The Nov. 8 ballot will ask Stow voters if they want the city to be committed to publishing a five-year capital spending plan.

Introduced by Stow Council President Jeremy McIntire, Issue 27 seeks to change the city charter to explicitly lay out budgeting plans for the future.

“This is just letting the taxpayers know what the priorities for the city are,” McIntire said. “In my opinion, the current budgeting process is pretty dated. We get a spreadsheet showing us all the spending and another for all the revenues, but things are not separated out by project or equipment. We don’t get a list of what we’re planning on doing, repairing or building.”

The proposed charter amendment would compel the city administration to publish an operating budget detailing day-to-day expenses of running the city and a capital budget outlining plans for spending on new projects before the year end, said McIntire.

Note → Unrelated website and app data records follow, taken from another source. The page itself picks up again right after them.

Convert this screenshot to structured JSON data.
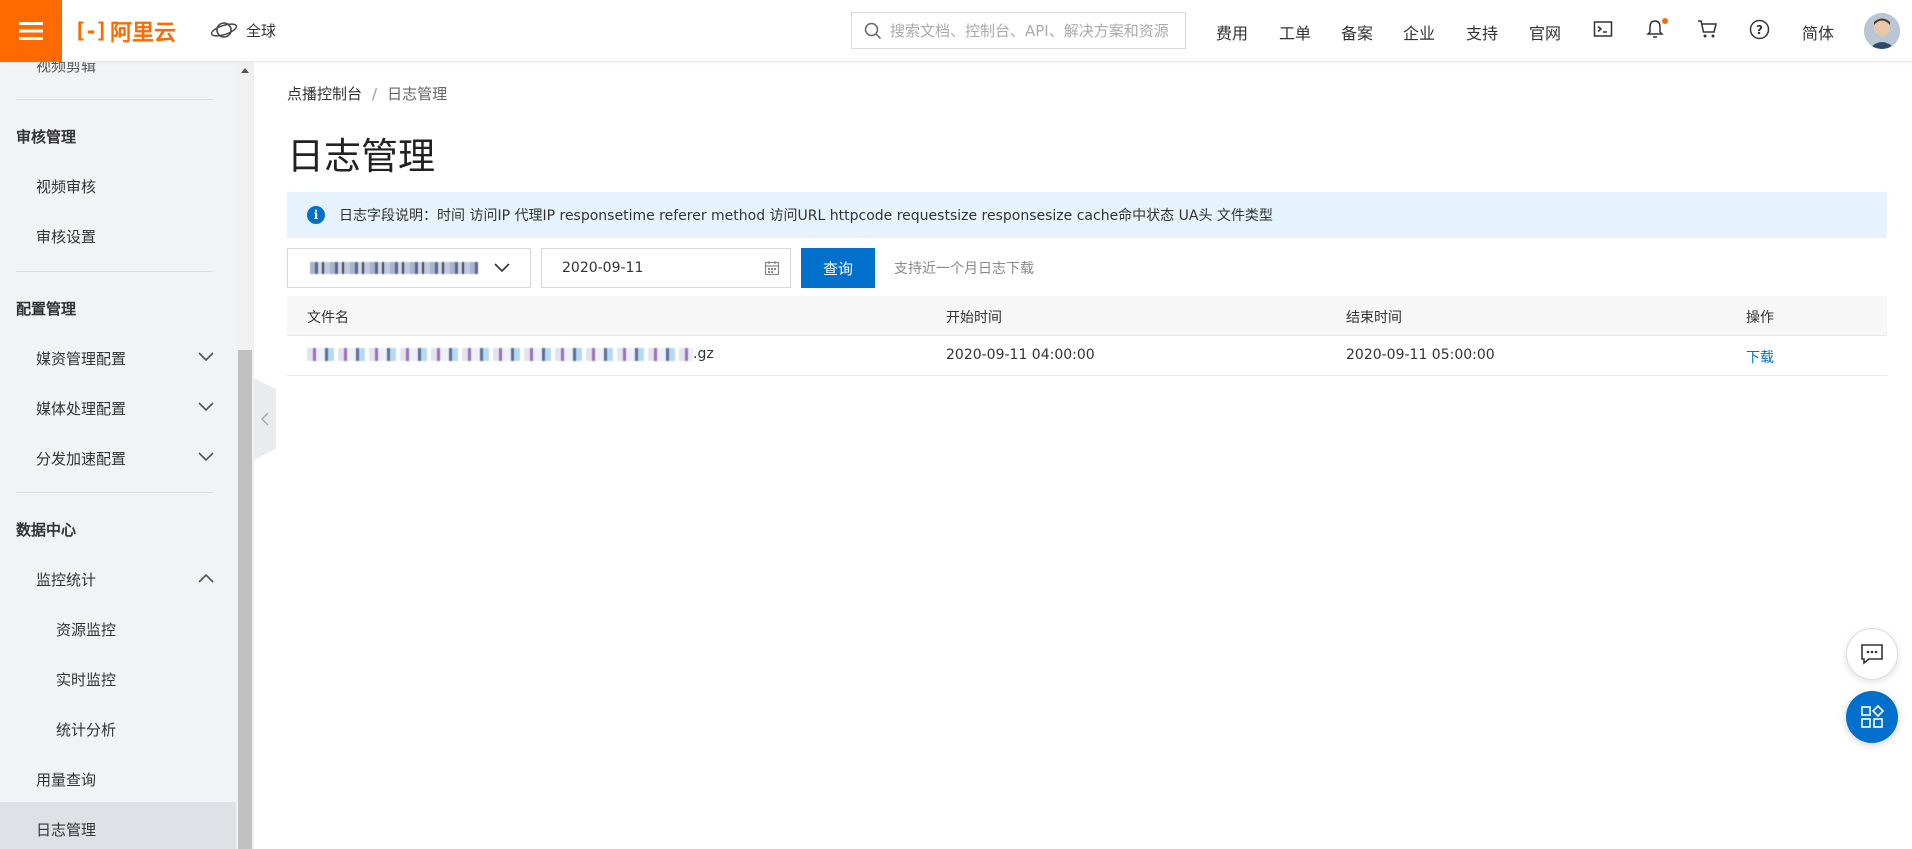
{
  "header": {
    "logo_text": "阿里云",
    "region": "全球",
    "search_placeholder": "搜索文档、控制台、API、解决方案和资源",
    "nav": [
      "费用",
      "工单",
      "备案",
      "企业",
      "支持",
      "官网"
    ],
    "lang": "简体",
    "brand_color": "#ff6a00"
  },
  "sidebar": {
    "top_cut_item": "视频剪辑",
    "groups": [
      {
        "title": "审核管理",
        "items": [
          "视频审核",
          "审核设置"
        ]
      },
      {
        "title": "配置管理",
        "items": [
          "媒资管理配置",
          "媒体处理配置",
          "分发加速配置"
        ]
      },
      {
        "title": "数据中心",
        "items": [
          "监控统计",
          "资源监控",
          "实时监控",
          "统计分析",
          "用量查询",
          "日志管理"
        ]
      }
    ],
    "active_item": "日志管理"
  },
  "main": {
    "breadcrumb": [
      "点播控制台",
      "日志管理"
    ],
    "breadcrumb_sep": "/",
    "title": "日志管理",
    "notice": "日志字段说明：时间 访问IP 代理IP responsetime referer method 访问URL httpcode requestsize responsesize cache命中状态 UA头 文件类型",
    "date_value": "2020-09-11",
    "query_label": "查询",
    "hint": "支持近一个月日志下载",
    "table": {
      "columns": [
        "文件名",
        "开始时间",
        "结束时间",
        "操作"
      ],
      "rows": [
        {
          "file_suffix": ".gz",
          "start": "2020-09-11 04:00:00",
          "end": "2020-09-11 05:00:00",
          "action": "下载"
        }
      ]
    },
    "accent_color": "#0070cc"
  }
}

“This would better define our budgeting procedure by separating out capital and operating needs separately to council for approval,” he said. “Then, in the same way we do now, we would bring them together and appropriate the money.”

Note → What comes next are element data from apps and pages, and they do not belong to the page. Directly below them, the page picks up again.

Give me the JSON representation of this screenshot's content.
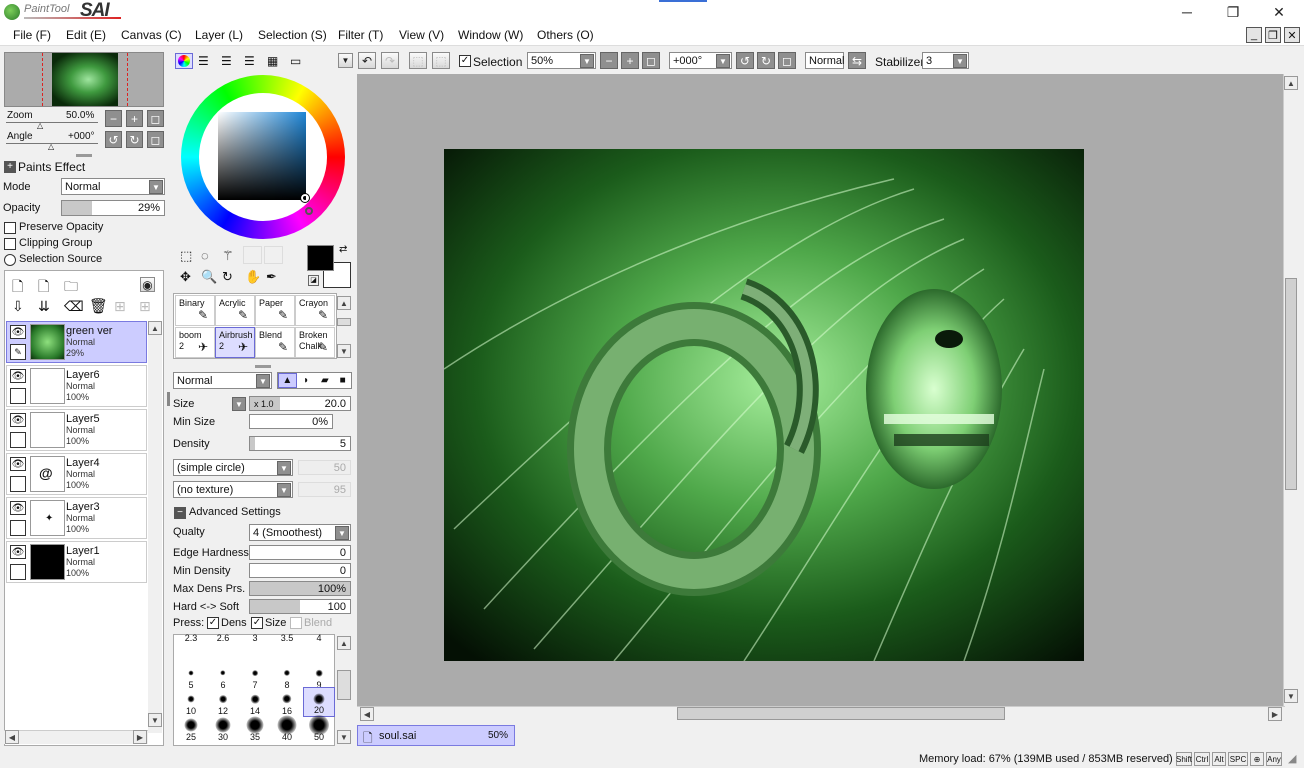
{
  "app": {
    "logo_small": "PaintTool",
    "logo_big": "SAI",
    "window_buttons": [
      "─",
      "❐",
      "✕"
    ]
  },
  "menu": [
    "File (F)",
    "Edit (E)",
    "Canvas (C)",
    "Layer (L)",
    "Selection (S)",
    "Filter (T)",
    "View (V)",
    "Window (W)",
    "Others (O)"
  ],
  "navigator": {
    "zoom_label": "Zoom",
    "zoom_value": "50.0%",
    "angle_label": "Angle",
    "angle_value": "+000°"
  },
  "paints_effect": {
    "header": "Paints Effect",
    "mode_label": "Mode",
    "mode_value": "Normal",
    "opacity_label": "Opacity",
    "opacity_value": "29%",
    "opacity_fraction": 0.29,
    "preserve_opacity": "Preserve Opacity",
    "clipping_group": "Clipping Group",
    "selection_source": "Selection Source"
  },
  "layers": [
    {
      "name": "green ver",
      "mode": "Normal",
      "opacity": "29%",
      "selected": true,
      "thumb": "green"
    },
    {
      "name": "Layer6",
      "mode": "Normal",
      "opacity": "100%",
      "selected": false,
      "thumb": "white"
    },
    {
      "name": "Layer5",
      "mode": "Normal",
      "opacity": "100%",
      "selected": false,
      "thumb": "white"
    },
    {
      "name": "Layer4",
      "mode": "Normal",
      "opacity": "100%",
      "selected": false,
      "thumb": "horn"
    },
    {
      "name": "Layer3",
      "mode": "Normal",
      "opacity": "100%",
      "selected": false,
      "thumb": "mark"
    },
    {
      "name": "Layer1",
      "mode": "Normal",
      "opacity": "100%",
      "selected": false,
      "thumb": "black"
    }
  ],
  "tools": [
    {
      "label": "Binary",
      "icon": "✎"
    },
    {
      "label": "Acrylic",
      "icon": "✎"
    },
    {
      "label": "Paper",
      "icon": "✎"
    },
    {
      "label": "Crayon",
      "icon": "✎"
    },
    {
      "label": "boom\n2",
      "icon": "✈"
    },
    {
      "label": "Airbrush\n2",
      "icon": "✈",
      "selected": true
    },
    {
      "label": "Blend",
      "icon": "✎"
    },
    {
      "label": "Broken\nChalk",
      "icon": "✎"
    }
  ],
  "brush": {
    "blend_mode": "Normal",
    "size_label": "Size",
    "size_mult": "x 1.0",
    "size_value": "20.0",
    "min_size_label": "Min Size",
    "min_size_value": "0%",
    "density_label": "Density",
    "density_value": "5",
    "shape": "(simple circle)",
    "shape_value": "50",
    "texture": "(no texture)",
    "texture_value": "95",
    "advanced_label": "Advanced Settings",
    "quality_label": "Qualty",
    "quality_value": "4 (Smoothest)",
    "edge_label": "Edge Hardness",
    "edge_value": "0",
    "min_density_label": "Min Density",
    "min_density_value": "0",
    "max_dens_label": "Max Dens Prs.",
    "max_dens_value": "100%",
    "hard_soft_label": "Hard <-> Soft",
    "hard_soft_value": "100",
    "press_label": "Press:",
    "press_dens": "Dens",
    "press_size": "Size",
    "press_blend": "Blend"
  },
  "brush_sizes": [
    "2.3",
    "2.6",
    "3",
    "3.5",
    "4",
    "5",
    "6",
    "7",
    "8",
    "9",
    "10",
    "12",
    "14",
    "16",
    "20",
    "25",
    "30",
    "35",
    "40",
    "50"
  ],
  "toolbar": {
    "selection_label": "Selection",
    "zoom_value": "50%",
    "angle_value": "+000°",
    "blend_value": "Normal",
    "stabilizer_label": "Stabilizer",
    "stabilizer_value": "3"
  },
  "document_tab": {
    "name": "soul.sai",
    "zoom": "50%"
  },
  "status": {
    "memory": "Memory load: 67% (139MB used / 853MB reserved)",
    "keys": [
      "Shift",
      "Ctrl",
      "Alt",
      "SPC",
      "⊕",
      "Any"
    ]
  }
}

McIntire said the goal is to provide a clearer idea for future development of bigger capital needs. He clarified that the long-range plan wouldn't require Stow to execute that plan beyond the first year.

“When you are looking at a five-year plan, you are not looking at a commitment to spend in five years," he said. "You are only looking at the budget for year one, not year four or five. You only define the current year, but it lets people know what the priorities are and what the city wants and where it is going. It will take a lot of the guesswork out of it. A five-year plan is a dynamic tool; it is ever-changing as emergencies happen and unforeseen things happen, so you move things around and have it as a basic planning tool. So we are not picking and choosing plans the same year we are funding them."

Stow Finance Director Jim Costello said city council is already given the information that Issue 27 proposes to build into the charter. He questioned whether a charter amendment is necessary to accomplish McIntire's planning goals.

“We have not been approached to discuss this issue,” he said. “We don’t disagree on planning a five-year budget. It would be a responsible thing to happen, but we have not discussed with Councilman McIntire what he wants to see in a budget. This really does not need to be in the charter, it could be in discussions.”

McIntire said he tried to go through council on this issue but didn’t get very far.

“I introduced legislation last year to try and do this through the legislative process, but the administration took offense and said it wasn’t the council’s role to do,” he said. “So I withdrew it and decided to put it into a charter amendment and let the voters decide.”

The change would also help the city be prepared to act quickly and take advantage of funding opportunities, McIntire said.

“If we know what we want to do, we can make decisions – for example, if we want to borrow,” he said. “Some projects come with federal funding, like Route 91, and we are only paying 20 cents on the dollar, and we have to be ready to act. We cannot afford to not [act].

“The city has really overhauled in the past few years – we have updated software and programs. We are setting up future councils, finance directors and administrations to build on the success of the last few years. Even during the pandemic, we got things done, even if slower. These are the tools we need to put into place to set up future officials for continued success.”